__Task__: The full set of lines below has to be duplicated exactly, with no picture kept.

__Data in this exercise__:
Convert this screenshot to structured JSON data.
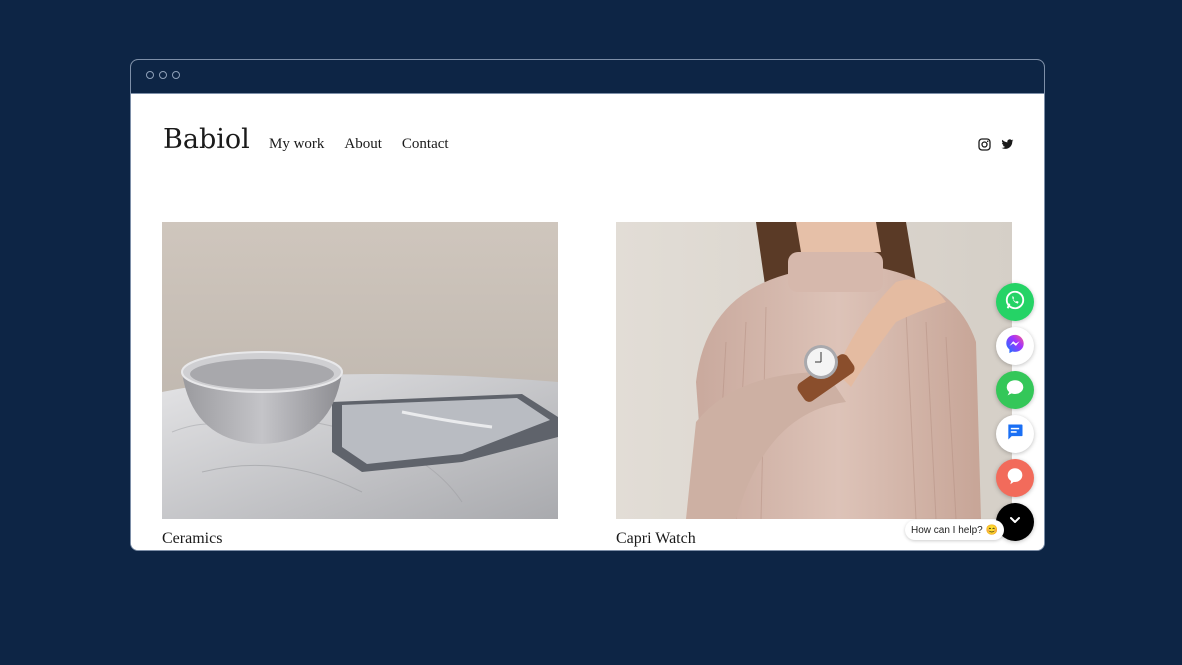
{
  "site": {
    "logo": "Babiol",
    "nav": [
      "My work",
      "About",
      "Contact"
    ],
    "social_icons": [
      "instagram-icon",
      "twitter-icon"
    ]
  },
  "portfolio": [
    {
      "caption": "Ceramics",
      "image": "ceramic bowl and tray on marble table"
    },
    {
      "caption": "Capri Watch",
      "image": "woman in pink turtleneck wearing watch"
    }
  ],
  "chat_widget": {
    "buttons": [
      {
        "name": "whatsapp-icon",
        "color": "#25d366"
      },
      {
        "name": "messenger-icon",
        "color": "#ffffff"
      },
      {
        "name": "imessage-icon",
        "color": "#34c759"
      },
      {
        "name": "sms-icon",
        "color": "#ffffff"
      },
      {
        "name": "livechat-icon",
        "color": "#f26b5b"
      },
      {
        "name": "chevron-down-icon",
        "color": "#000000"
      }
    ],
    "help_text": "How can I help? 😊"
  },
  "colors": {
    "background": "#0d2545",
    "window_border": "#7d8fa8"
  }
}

__Exercise response__:
Convert this screenshot to structured JSON data.
{
  "site": {
    "logo": "Babiol",
    "nav": [
      "My work",
      "About",
      "Contact"
    ],
    "social_icons": [
      "instagram-icon",
      "twitter-icon"
    ]
  },
  "portfolio": [
    {
      "caption": "Ceramics",
      "image": "ceramic bowl and tray on marble table"
    },
    {
      "caption": "Capri Watch",
      "image": "woman in pink turtleneck wearing watch"
    }
  ],
  "chat_widget": {
    "buttons": [
      {
        "name": "whatsapp-icon",
        "color": "#25d366"
      },
      {
        "name": "messenger-icon",
        "color": "#ffffff"
      },
      {
        "name": "imessage-icon",
        "color": "#34c759"
      },
      {
        "name": "sms-icon",
        "color": "#ffffff"
      },
      {
        "name": "livechat-icon",
        "color": "#f26b5b"
      },
      {
        "name": "chevron-down-icon",
        "color": "#000000"
      }
    ],
    "help_text": "How can I help? 😊"
  },
  "colors": {
    "background": "#0d2545",
    "window_border": "#7d8fa8"
  }
}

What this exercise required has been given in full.